still interested in them.
Family curiosity can be unproductive and alienating or relief-giving and supportive,
depending on the attitudes of the persons involved. Questions marked with “I have a
right to know” feelings, ulterior motives, and nagging can be harmful. However, honest
inquiries and other “between friends” communication and discussion will most likely
enhance the family-student relationship.
Visit (but not too often)
Visits by family (especially when accompanied by shopping sprees and/or dinners) are
another favored part of the college experience. These visits are a nice time for family
members to become acquainted with, and to gain an understanding of, their students’
new activities, commitments and friends. However, spur-of-the-moment “surprises” are
usually not appreciated; pre-emption of a planned weekend of studying or other
activities can have disastrous results.
Expect and encourage students not to come home every weekend. Spending time on
campus is one of the best ways to make friends.
Call (but not everyday)
Some students, especially at the beginning of their college career, will call you with all
sorts of questions, maybe several times a day. Questions range from how to do laundry

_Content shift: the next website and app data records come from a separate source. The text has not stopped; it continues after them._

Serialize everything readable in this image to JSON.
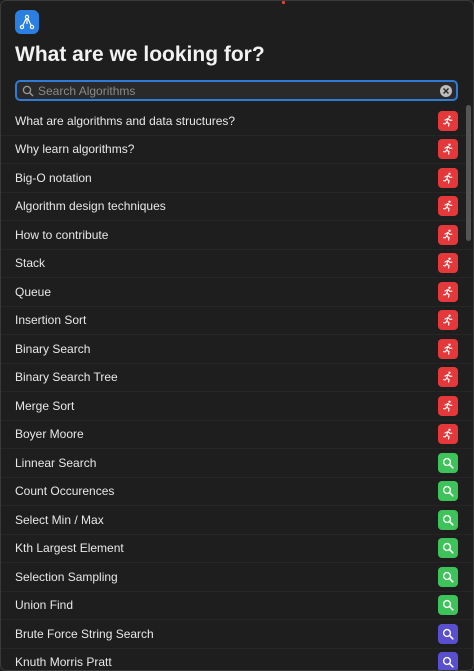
{
  "header": {
    "title": "What are we looking for?"
  },
  "search": {
    "placeholder": "Search Algorithms",
    "value": ""
  },
  "colors": {
    "red": "#e5383b",
    "green": "#3ec35a",
    "purple": "#5a4fcf",
    "accent": "#2f7bd6"
  },
  "items": [
    {
      "label": "What are algorithms and data structures?",
      "badge": "red",
      "icon": "runner-icon"
    },
    {
      "label": "Why learn algorithms?",
      "badge": "red",
      "icon": "runner-icon"
    },
    {
      "label": "Big-O notation",
      "badge": "red",
      "icon": "runner-icon"
    },
    {
      "label": "Algorithm design techniques",
      "badge": "red",
      "icon": "runner-icon"
    },
    {
      "label": "How to contribute",
      "badge": "red",
      "icon": "runner-icon"
    },
    {
      "label": "Stack",
      "badge": "red",
      "icon": "runner-icon"
    },
    {
      "label": "Queue",
      "badge": "red",
      "icon": "runner-icon"
    },
    {
      "label": "Insertion Sort",
      "badge": "red",
      "icon": "runner-icon"
    },
    {
      "label": "Binary Search",
      "badge": "red",
      "icon": "runner-icon"
    },
    {
      "label": "Binary Search Tree",
      "badge": "red",
      "icon": "runner-icon"
    },
    {
      "label": "Merge Sort",
      "badge": "red",
      "icon": "runner-icon"
    },
    {
      "label": "Boyer Moore",
      "badge": "red",
      "icon": "runner-icon"
    },
    {
      "label": "Linnear Search",
      "badge": "green",
      "icon": "magnifier-icon"
    },
    {
      "label": "Count Occurences",
      "badge": "green",
      "icon": "magnifier-icon"
    },
    {
      "label": "Select Min / Max",
      "badge": "green",
      "icon": "magnifier-icon"
    },
    {
      "label": "Kth Largest Element",
      "badge": "green",
      "icon": "magnifier-icon"
    },
    {
      "label": "Selection Sampling",
      "badge": "green",
      "icon": "magnifier-icon"
    },
    {
      "label": "Union Find",
      "badge": "green",
      "icon": "magnifier-icon"
    },
    {
      "label": "Brute Force String Search",
      "badge": "purple",
      "icon": "magnifier-icon"
    },
    {
      "label": "Knuth Morris Pratt",
      "badge": "purple",
      "icon": "magnifier-icon"
    }
  ]
}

and how to pay tuition, to advice about a roommate situation. Communication is good,
but try to limit telephone calls to no more than once per day. When you do talk to your
student, rather than telling your student what to do, ask questions like, “Who could you

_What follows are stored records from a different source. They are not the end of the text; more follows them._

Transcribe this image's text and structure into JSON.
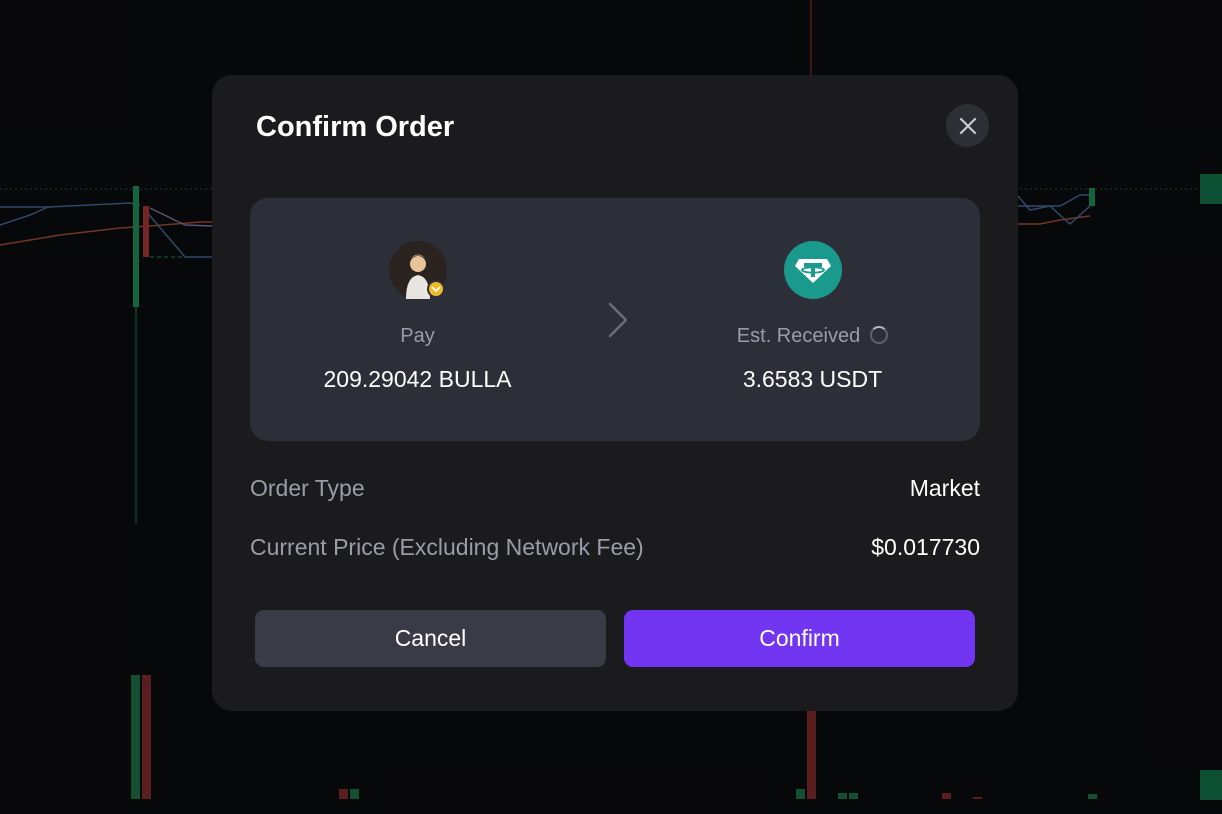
{
  "colors": {
    "accent": "#7235f2",
    "modal_bg": "#1b1b1e",
    "card_bg": "#2c2e38",
    "tether_green": "#1a9a8c",
    "candle_up": "#1f9a5e",
    "candle_down": "#b33a3a"
  },
  "dialog": {
    "title": "Confirm Order",
    "close_icon": "close-icon"
  },
  "swap": {
    "pay": {
      "label": "Pay",
      "amount": "209.29042 BULLA",
      "icon": "bulla-token-icon"
    },
    "arrow_icon": "chevron-right-icon",
    "receive": {
      "label": "Est. Received",
      "amount": "3.6583 USDT",
      "icon": "usdt-token-icon",
      "loading_icon": "spinner-icon"
    }
  },
  "details": [
    {
      "label": "Order Type",
      "value": "Market"
    },
    {
      "label": "Current Price (Excluding Network Fee)",
      "value": "$0.017730"
    }
  ],
  "buttons": {
    "cancel": "Cancel",
    "confirm": "Confirm"
  }
}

talk to on campus about this problem?” Encouraging independent decision making is an
important skill developed in college.
Don’t say “These are the best years of your life”

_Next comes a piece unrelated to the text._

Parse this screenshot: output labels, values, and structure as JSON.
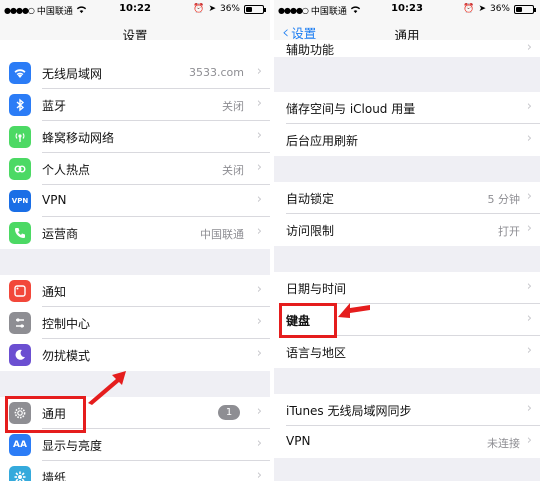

At times, your student’s college years will be filled with indecision, insecurity,
disappointment, and mistakes. They will also be full of discovery, inspiration, good
times, and best friends. But, it’s not always the good that stands out. Your student may
not agree that these are “the best years” while he or she is suffering with the trials and
tribulations of adjusting to a new environment. A great deal of pressure can be placed
on students to always appear to be having “the time of their lives.”
Any parent who believes that all college students get good grades, know what they want
to major in, always have activity-packed weekends, have hundreds of close friends, and
lead carefree lives is wrong. So are the parents who think that “college-educated” means
“mistake-proof.” Those who accept and understand the highs and lows of their student’s
reality can help provide the necessary support and encouragement.
Self-discovery and the transition into adulthood are difficult enough tasks without
feeling that the people whose opinions you respect the most are second-guessing you.
You and your student may have differences of opinion. It is important to realize that
these differences are not a battle between right and wrong; rather, they should be
thought of as different points of view. It is vitally important that your student knows
you love, respect, and are supportive of him or her. Your relationship and the college
years will be better for it.
I moved my office into Tay's old room (she is ok with that) and it seems to be helping. I only cried once last week! I really like sitting here by her window - looking out at the gorgeous trees (yay Oregon!) and wondering what she is doing.
Hope to see everyone tonight at the new COOL Cafe 440.
Had lunch there today (with the fabulous Pamela Cournoyer (www.communicatewithclass.com) and I was very impressed! Yum on the sweet potato fries!
Owner Todd is cool, personable and fun - See you tonight
Welcome to Rossetti Marketing's Blog! We are a small marketing and Advertising Agency focused on helping small businesses promote themselves. We are networkers and designers, media buyers and women with vision!
I am Denise Rossetti Vendley, our "Chief Visionary Officer". I have spent the last 15 years designing, selling and creating for clients both large and small, from Silicon Valley to Eugene.
I am happiest when I'm in front of the client, collaborating on an advertising layout or coaching a group of enthusiastic employees on the fundamentals of sales and marketing.
“Creativity & Vision” is not just a snappy tagline ...it’s a way of life! In my spare time (yeah, right!) I hang out with my family; 3 beautiful children (21, 18 and 8!), 2 dogs and a very wonderful husband.